For this week’s film, I chose to watch Nosferatu, directed by F.W. Murnau. The main reason I wanted to watch this older film was because I’d often seen small clips of this film (usually of the vampire character) in other films. Therefore, I was intrigued by these clips and often wondered what the film was about. This film definitely had many expressionist techniques, and it was an interesting film.
One expressionist technique used in this film was the use of lighting. In the beginning of the film, the lighting is bright and everyone seems happy. There are scenes of Nina smiling, and many shots of the beautiful outdoor landscapes and flowers, etc. However, toward the end of the movie, there is a sense of doom and fright as the vampire invades the town. Most of these scenes take place at night or inside of poorly light houses. The home of Nosferatu was also dark and decayed.
Furthermore, shadows are used to express a sense of terror and impending doom. This is used most dramatically at the end, when the vampire’s shadow is shown climbing up the stairs, and then again as his shadow is cast over Nina’s body, as he approaches to drink her blood.
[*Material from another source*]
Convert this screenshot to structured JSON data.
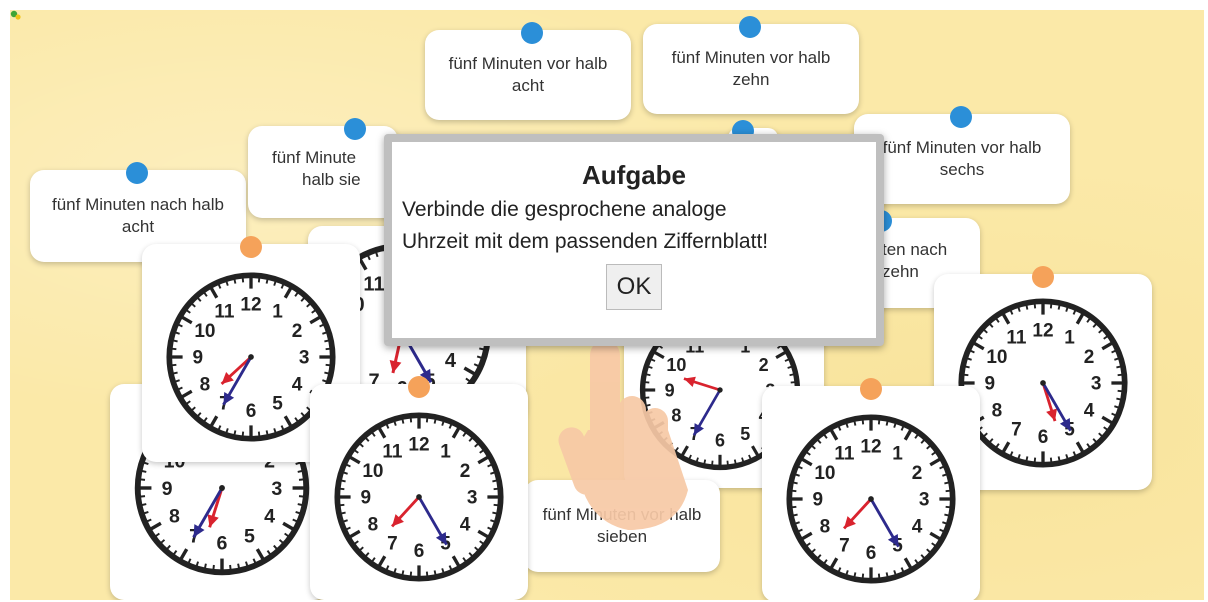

Another important expressionist technique was the grotesque, repulsive appearance of the vampire. Vampires we see today are not portrayed in the way Murnau expressed the Nosferatu in this film. The Nosferatu was extraordinarily tall and gaunt. His nose and fingers were long, and his ears long and pointy. His very appearance was that of decay and death—an important theme used in expressionist films.
In addition, we always see rats with him, which is very important to note since rats are the source of pestilence and death, especially during this time period when the plague was prevalent. This is something the audience in this period would have immediately connected.
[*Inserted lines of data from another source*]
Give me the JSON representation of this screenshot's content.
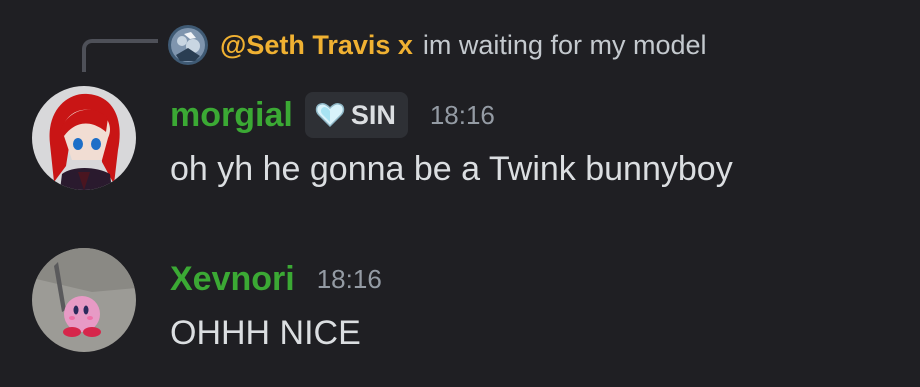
{
  "reply": {
    "author": "@Seth Travis x",
    "text": "im waiting for my model"
  },
  "messages": [
    {
      "username": "morgial",
      "tag": "SIN",
      "timestamp": "18:16",
      "text": "oh yh he gonna be a Twink bunnyboy"
    },
    {
      "username": "Xevnori",
      "timestamp": "18:16",
      "text": "OHHH NICE"
    }
  ],
  "colors": {
    "background": "#1f1f23",
    "reply_author": "#f0b132",
    "username": "#3ba934",
    "timestamp": "#949ba4",
    "message_text": "#dbdee1",
    "tag_background": "#2e3035"
  },
  "icons": {
    "tag": "heart-icon"
  }
}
Wherever the Nosferatu ventured, he plagued his surroundings. For instance, as he is sailing on the Baltic, every crewmember of the boat dies, and when he enters Wisborg, members of the town are struck with terror and death. But when he dies at the end, everything seems to return back to normal.
Finally, action shots are used in varying speeds to create a supernatural effect for the Nosferatu, and this helps to drive the narrative. For example, when Harker comes to the castle, he is greeted by a phantom. The carriage ride is in fast motion, demonstrating the supernatural “aura” of the area he has just entered. Although this is a silent film, the music also adds to this sense of supernaturalism and terror. When Nosferatu’s scenes appear, the music switches to a very eerie sound of organ playing.
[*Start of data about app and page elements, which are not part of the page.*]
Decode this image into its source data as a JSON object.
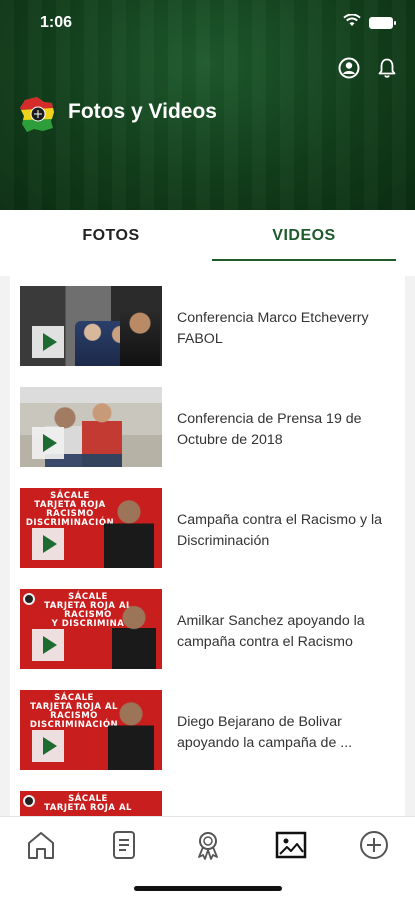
{
  "status_bar": {
    "time": "1:06"
  },
  "header": {
    "title": "Fotos y Videos"
  },
  "tabs": [
    {
      "label": "FOTOS",
      "active": false
    },
    {
      "label": "VIDEOS",
      "active": true
    }
  ],
  "videos": [
    {
      "title": "Conferencia Marco Etcheverry FABOL"
    },
    {
      "title": "Conferencia de Prensa 19 de Octubre de 2018"
    },
    {
      "title": "Campaña contra el Racismo y la Discriminación",
      "banner": "SÁCALE\nTARJETA ROJA\nRACISMO\nDISCRIMINACIÓN"
    },
    {
      "title": "Amilkar Sanchez apoyando la campaña contra el Racismo",
      "banner": "SÁCALE\nTARJETA ROJA AL\nRACISMO\nY DISCRIMINA"
    },
    {
      "title": "Diego Bejarano de Bolivar apoyando la campaña de ...",
      "banner": "SÁCALE\nTARJETA ROJA AL\nRACISMO\nDISCRIMINACIÓN"
    },
    {
      "title": "",
      "banner": "SÁCALE\nTARJETA ROJA AL"
    }
  ],
  "bottom_nav": [
    {
      "icon": "home-icon"
    },
    {
      "icon": "news-document-icon"
    },
    {
      "icon": "award-ribbon-icon"
    },
    {
      "icon": "gallery-image-icon",
      "active": true
    },
    {
      "icon": "plus-circle-icon"
    }
  ],
  "colors": {
    "brand_green": "#1d5b2c",
    "banner_red": "#c81e1e"
  }
}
In conclusion, this film used many interesting expressionist techniques. I did find this film somewhat harder to analyze with the use of expressionism, and I do think that realism was a bit easier to analyze. However, it was interesting seeing a film that focused more on interior reality rather than exterior reality.